• **EXERCISE**: Determine how many lines of the entries that follow contain "Virginia", and respond with that number alone.

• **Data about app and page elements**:

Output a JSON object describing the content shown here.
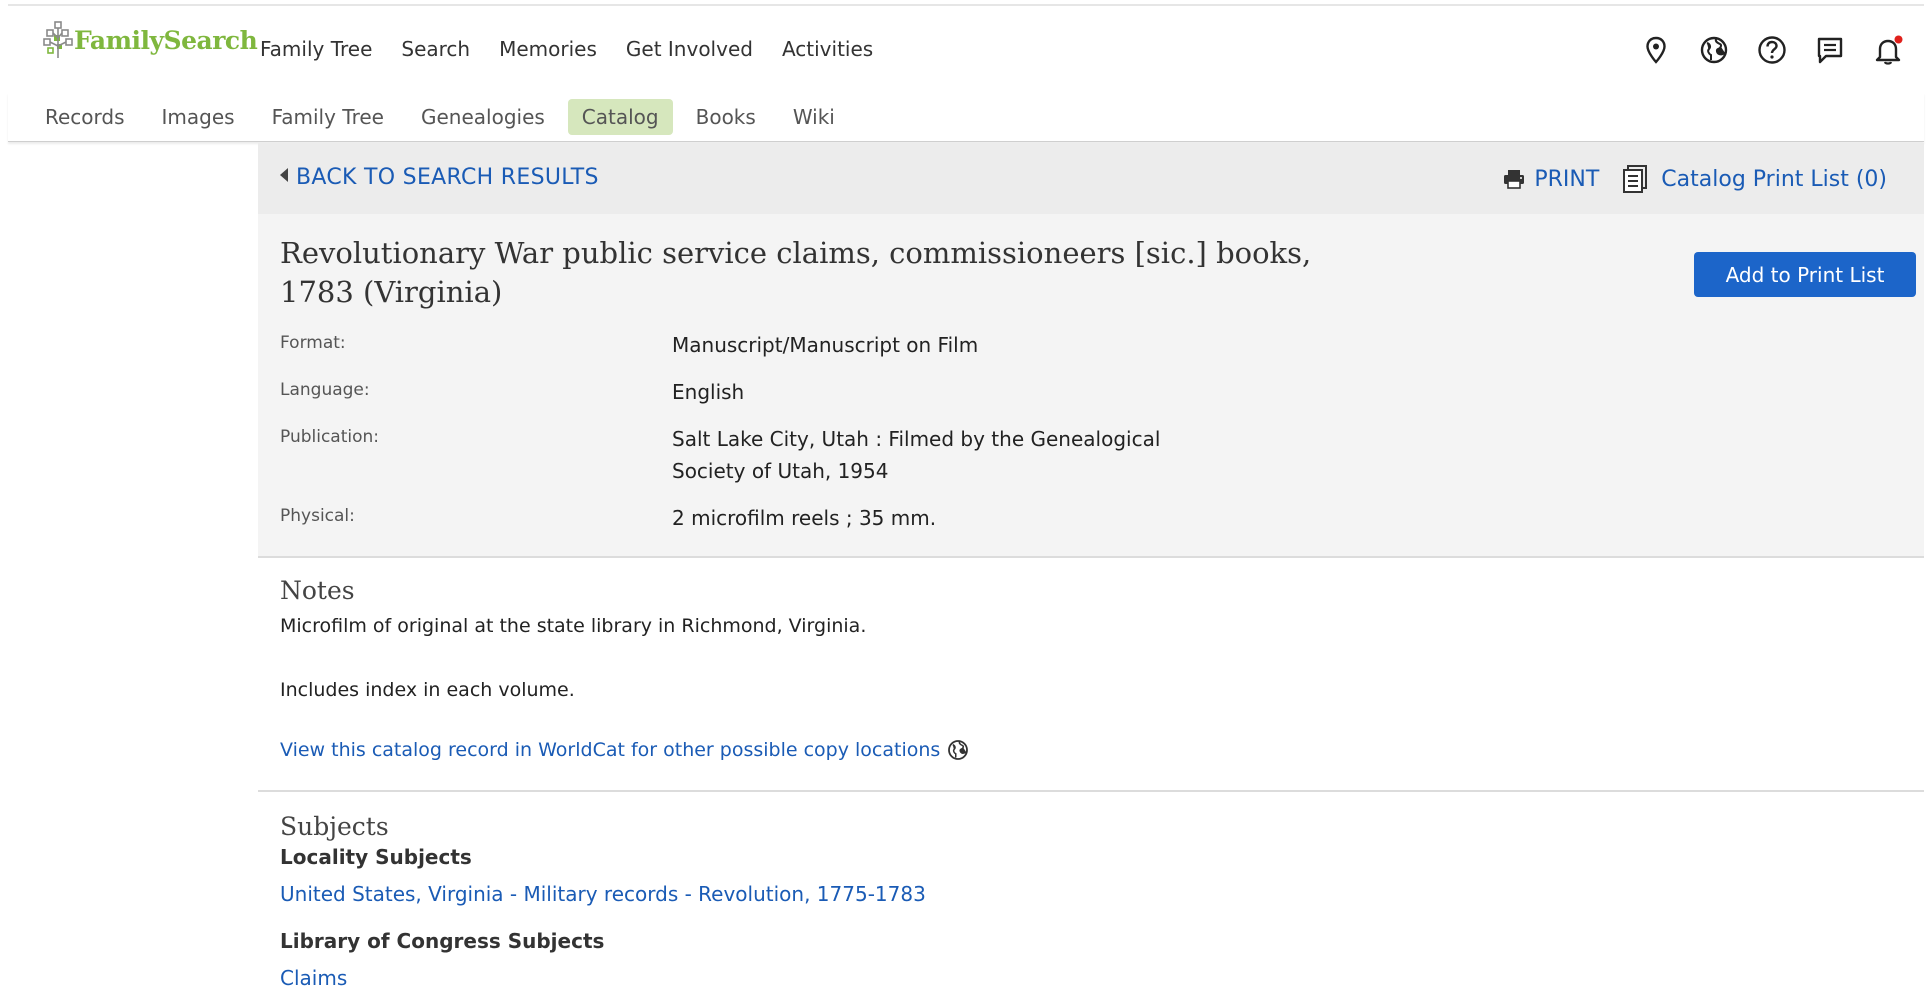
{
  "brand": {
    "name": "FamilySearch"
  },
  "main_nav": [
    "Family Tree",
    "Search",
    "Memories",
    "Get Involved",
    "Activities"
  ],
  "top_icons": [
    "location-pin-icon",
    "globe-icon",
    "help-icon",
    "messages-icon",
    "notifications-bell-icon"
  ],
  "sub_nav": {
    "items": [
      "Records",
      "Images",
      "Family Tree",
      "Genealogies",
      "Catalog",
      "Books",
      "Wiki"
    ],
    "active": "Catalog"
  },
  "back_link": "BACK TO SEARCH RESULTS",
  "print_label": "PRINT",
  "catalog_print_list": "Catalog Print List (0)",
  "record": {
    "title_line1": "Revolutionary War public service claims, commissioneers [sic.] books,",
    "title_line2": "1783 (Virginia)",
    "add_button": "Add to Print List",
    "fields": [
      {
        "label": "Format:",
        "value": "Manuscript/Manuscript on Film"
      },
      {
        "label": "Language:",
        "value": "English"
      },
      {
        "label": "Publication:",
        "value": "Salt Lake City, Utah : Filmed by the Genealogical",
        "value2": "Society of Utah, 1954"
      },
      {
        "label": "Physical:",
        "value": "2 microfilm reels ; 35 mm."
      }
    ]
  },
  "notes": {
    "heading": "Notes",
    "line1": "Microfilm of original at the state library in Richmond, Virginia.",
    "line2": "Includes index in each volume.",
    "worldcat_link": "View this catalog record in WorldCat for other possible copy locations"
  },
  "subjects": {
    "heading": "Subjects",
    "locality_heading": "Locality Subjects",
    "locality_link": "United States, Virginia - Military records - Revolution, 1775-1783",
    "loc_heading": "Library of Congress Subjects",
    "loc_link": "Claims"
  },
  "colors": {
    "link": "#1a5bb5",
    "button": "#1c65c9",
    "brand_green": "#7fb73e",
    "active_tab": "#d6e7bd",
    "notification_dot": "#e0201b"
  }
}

• **EXERCISE OUTPUT**: 3